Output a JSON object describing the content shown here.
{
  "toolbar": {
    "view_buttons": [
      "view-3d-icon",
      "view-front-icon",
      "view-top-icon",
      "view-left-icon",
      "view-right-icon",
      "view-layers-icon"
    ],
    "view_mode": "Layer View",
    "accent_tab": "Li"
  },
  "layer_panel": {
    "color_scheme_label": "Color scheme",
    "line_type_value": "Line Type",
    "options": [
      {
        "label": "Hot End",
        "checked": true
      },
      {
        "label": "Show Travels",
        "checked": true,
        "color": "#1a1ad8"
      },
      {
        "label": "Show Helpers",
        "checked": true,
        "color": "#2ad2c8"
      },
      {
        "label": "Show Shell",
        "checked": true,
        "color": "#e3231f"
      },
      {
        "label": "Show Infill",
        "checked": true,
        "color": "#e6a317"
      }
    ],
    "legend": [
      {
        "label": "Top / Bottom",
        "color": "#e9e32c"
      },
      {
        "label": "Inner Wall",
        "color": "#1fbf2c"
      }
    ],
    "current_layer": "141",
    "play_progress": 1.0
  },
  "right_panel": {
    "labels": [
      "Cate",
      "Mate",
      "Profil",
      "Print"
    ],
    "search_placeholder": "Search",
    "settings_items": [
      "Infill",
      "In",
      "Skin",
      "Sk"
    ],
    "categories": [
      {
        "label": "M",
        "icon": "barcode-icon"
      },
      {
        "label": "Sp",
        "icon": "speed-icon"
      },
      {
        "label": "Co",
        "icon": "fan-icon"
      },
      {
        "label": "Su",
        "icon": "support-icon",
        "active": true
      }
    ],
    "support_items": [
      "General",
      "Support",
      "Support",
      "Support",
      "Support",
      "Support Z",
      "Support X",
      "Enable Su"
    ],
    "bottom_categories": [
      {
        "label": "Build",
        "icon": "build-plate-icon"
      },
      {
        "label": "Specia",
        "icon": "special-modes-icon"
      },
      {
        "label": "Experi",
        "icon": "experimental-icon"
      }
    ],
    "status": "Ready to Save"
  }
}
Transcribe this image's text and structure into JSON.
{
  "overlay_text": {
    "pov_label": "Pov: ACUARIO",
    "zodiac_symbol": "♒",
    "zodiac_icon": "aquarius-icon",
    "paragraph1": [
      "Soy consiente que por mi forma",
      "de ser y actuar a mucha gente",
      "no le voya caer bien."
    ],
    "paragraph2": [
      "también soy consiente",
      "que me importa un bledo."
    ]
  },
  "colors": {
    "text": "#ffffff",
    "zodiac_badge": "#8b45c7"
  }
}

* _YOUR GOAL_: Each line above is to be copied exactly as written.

* _EXERCISE OUTPUT_:
Output a JSON object describing the content shown here.
{
  "toolbar": {
    "view_buttons": [
      "view-3d-icon",
      "view-front-icon",
      "view-top-icon",
      "view-left-icon",
      "view-right-icon",
      "view-layers-icon"
    ],
    "view_mode": "Layer View",
    "accent_tab": "Li"
  },
  "layer_panel": {
    "color_scheme_label": "Color scheme",
    "line_type_value": "Line Type",
    "options": [
      {
        "label": "Hot End",
        "checked": true
      },
      {
        "label": "Show Travels",
        "checked": true,
        "color": "#1a1ad8"
      },
      {
        "label": "Show Helpers",
        "checked": true,
        "color": "#2ad2c8"
      },
      {
        "label": "Show Shell",
        "checked": true,
        "color": "#e3231f"
      },
      {
        "label": "Show Infill",
        "checked": true,
        "color": "#e6a317"
      }
    ],
    "legend": [
      {
        "label": "Top / Bottom",
        "color": "#e9e32c"
      },
      {
        "label": "Inner Wall",
        "color": "#1fbf2c"
      }
    ],
    "current_layer": "141",
    "play_progress": 1.0
  },
  "right_panel": {
    "labels": [
      "Cate",
      "Mate",
      "Profil",
      "Print"
    ],
    "search_placeholder": "Search",
    "settings_items": [
      "Infill",
      "In",
      "Skin",
      "Sk"
    ],
    "categories": [
      {
        "label": "M",
        "icon": "barcode-icon"
      },
      {
        "label": "Sp",
        "icon": "speed-icon"
      },
      {
        "label": "Co",
        "icon": "fan-icon"
      },
      {
        "label": "Su",
        "icon": "support-icon",
        "active": true
      }
    ],
    "support_items": [
      "General",
      "Support",
      "Support",
      "Support",
      "Support",
      "Support Z",
      "Support X",
      "Enable Su"
    ],
    "bottom_categories": [
      {
        "label": "Build",
        "icon": "build-plate-icon"
      },
      {
        "label": "Specia",
        "icon": "special-modes-icon"
      },
      {
        "label": "Experi",
        "icon": "experimental-icon"
      }
    ],
    "status": "Ready to Save"
  }
}
Transcribe this image's text and structure into JSON.
{
  "overlay_text": {
    "pov_label": "Pov: ACUARIO",
    "zodiac_symbol": "♒",
    "zodiac_icon": "aquarius-icon",
    "paragraph1": [
      "Soy consiente que por mi forma",
      "de ser y actuar a mucha gente",
      "no le voya caer bien."
    ],
    "paragraph2": [
      "también soy consiente",
      "que me importa un bledo."
    ]
  },
  "colors": {
    "text": "#ffffff",
    "zodiac_badge": "#8b45c7"
  }
}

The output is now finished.